After a wonderfully weary talk with Batman (as we currently know him; Ben Affleck) the pace kicks into high gear. A welcome shift after what can only be described as a rocky opening, and when the iconic Michael Keaton appears on screen the quality jumps in spades because of Keaton’s presence. He embodies Bruce Wayne as if he picked up right where he left off, and “The Flash” quickly becomes the third “Batman” film from Keaton we should’ve gotten. He commands the screen and still provides a space for the younger leads, Miller, and Sasha Calle’s Supergirl/Kara Zor-El, to shine in their roles. And they both do, but Calle leaves an impression unlike any casting decision in recent DC history, her performance is short but nothing short of legendary. I truly believe Calle should be the Supergirl of Gunn’s DC universe. The action sequences with the pair have several comedic one-liners and Keaton knows how to sell them well, and does so with great execution.

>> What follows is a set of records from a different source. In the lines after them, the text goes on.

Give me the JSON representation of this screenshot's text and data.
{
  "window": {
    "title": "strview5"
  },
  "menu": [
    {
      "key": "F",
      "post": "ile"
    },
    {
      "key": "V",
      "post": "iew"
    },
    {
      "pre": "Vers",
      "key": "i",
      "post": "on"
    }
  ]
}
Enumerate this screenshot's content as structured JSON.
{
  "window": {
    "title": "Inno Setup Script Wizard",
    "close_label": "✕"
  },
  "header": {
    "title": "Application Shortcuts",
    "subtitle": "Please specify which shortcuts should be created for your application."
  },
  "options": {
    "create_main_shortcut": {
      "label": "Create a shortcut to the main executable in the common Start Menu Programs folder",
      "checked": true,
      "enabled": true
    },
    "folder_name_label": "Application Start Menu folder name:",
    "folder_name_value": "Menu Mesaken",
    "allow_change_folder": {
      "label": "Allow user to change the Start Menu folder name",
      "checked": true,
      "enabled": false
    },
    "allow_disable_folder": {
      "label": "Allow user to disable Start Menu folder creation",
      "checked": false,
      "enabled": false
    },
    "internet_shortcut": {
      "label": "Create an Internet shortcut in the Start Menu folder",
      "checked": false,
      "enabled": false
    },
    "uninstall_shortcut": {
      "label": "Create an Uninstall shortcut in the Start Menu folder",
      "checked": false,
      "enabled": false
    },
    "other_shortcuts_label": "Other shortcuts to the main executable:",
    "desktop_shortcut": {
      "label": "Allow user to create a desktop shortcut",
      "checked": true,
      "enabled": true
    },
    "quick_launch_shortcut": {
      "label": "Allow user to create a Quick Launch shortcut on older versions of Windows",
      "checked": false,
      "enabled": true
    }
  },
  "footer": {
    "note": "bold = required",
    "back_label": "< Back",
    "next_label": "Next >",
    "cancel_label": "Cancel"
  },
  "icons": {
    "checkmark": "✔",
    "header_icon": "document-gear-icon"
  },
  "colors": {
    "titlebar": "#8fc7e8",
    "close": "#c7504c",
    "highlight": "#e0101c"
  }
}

When “The Flash” finishes its final time in the speedforce there is a scene with what can only be described as “cameo porn.” One after the other, stars portraying their roles in various alternate universes appear, and that’s all well and good until one that has Christopher Reeve’s Superman and Helen Slater’s Supergirl are clearly deep-faked and CGI’d beyond all recognition. It’s grotesque and disrespectful, to see that at the end of a film that was already on a bit of a losing streak was a gut punch. The memory and influence of Slater and Reeve helped lead the way for the modern superhero star and so many consider them to be the definitive interpretations of their characters, and to see them in such a horrific manner is a spit in the face to all DC fans. And when prominent industry people like Gunn, Tom Cruise, and Stephen King praise it, that validates this work and means it will be a continued practice in the industry. It taints the final minutes of the film as bows are wrapped up nice and neat until Barry runs into Bruce Wayne again… and he looks a little different.
I will continue to ask for the rest of my days “Is this really the Flash movie we should have gotten?” In an age where anyone can be revived on the silver screen and leads can go about a crime spree and still be openly welcomed into its premiere among people who have openly condemned their actions, its hypocrisy and “The Flash” will ultimately be remembered as a monolith for that. At a time when social justice is at the forefront of many minds, the studio behind this film focused its energy on “fixing” the film and saving face. Which shows in every rough CGI panel or why it seems like some actors never met on set. This is what “The Flash” movie has become, and just like the Wonder Woman gag with the Lasso of Truth, it’s old and needs to be forgotten for the sake of DCs future. There are highs in “The Flash” but the lows might be enough to stop it in its tracks.
“The Flash” Trailer